Paul Sutherland and Ken Kremer
May 19, 2014, 21:09 UTC

Sen—The maiden flight of NASA’s new Orion spacecraft could be brought forward to September, Administrator Charles Bolden has told Sen in an exclusive interview.

The unmanned mission, dubbed Exploration Flight Test-1 (EFT-1), is currently scheduled for December this year.

It was put back three months from the original target date to make way for the launch of military surveilance satellites for the US Air Force.

But speaking exclusively to Sen blogger Ken Kremer, former astronaut Bolden revealed that the original launch slot could be reinstated and NASA was keeping all options open.

The team of engineers and scientists are working to have the spacecraft in place to launch in September, whatever date is finally picked. “The vehicle will be ready to fly in September,” Bolden told Sen.

Charles Bolden

NASA Administrator Charles Bolden with a mock-up of the Orion crew capsule at Johnson Space Center, Houston, in 2011. Image credit: NASA

The Orion Multi-Purpose Crew Vehicle will be blasted into space on its test flight atop America’s most powerful rocket, the United Launch Alliance Delta IV Heavy.

It will fly further from Earth than any spacecraft designed for humans since the end of the Apollo programme, reaching a distance of 5,800 km (3,600 miles). An important part of the mission will be to test Orion’s heat shield when the capsule re-enters the atmosphere at a speed of around 32,000 kilometres per hour (20,000 mph).

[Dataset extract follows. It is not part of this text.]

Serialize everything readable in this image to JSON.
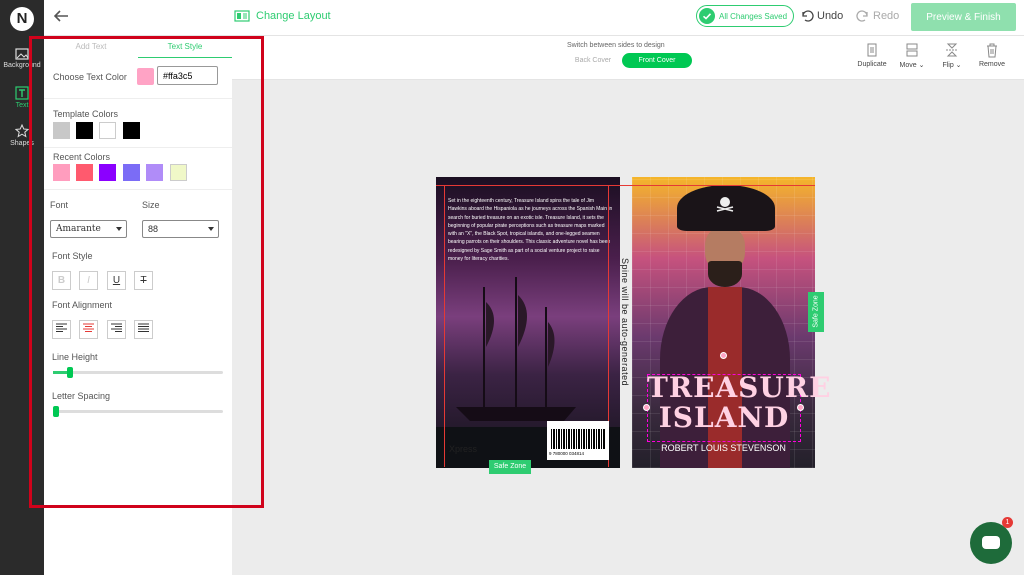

Ken talked with Bolden, who flew four times on the space shuttle, including the mission to deploy the Hubble Space Telescope, at NASA’s Goddard Space Flight Center in Maryland.

Read the full interview in Ken’s blog for Sen.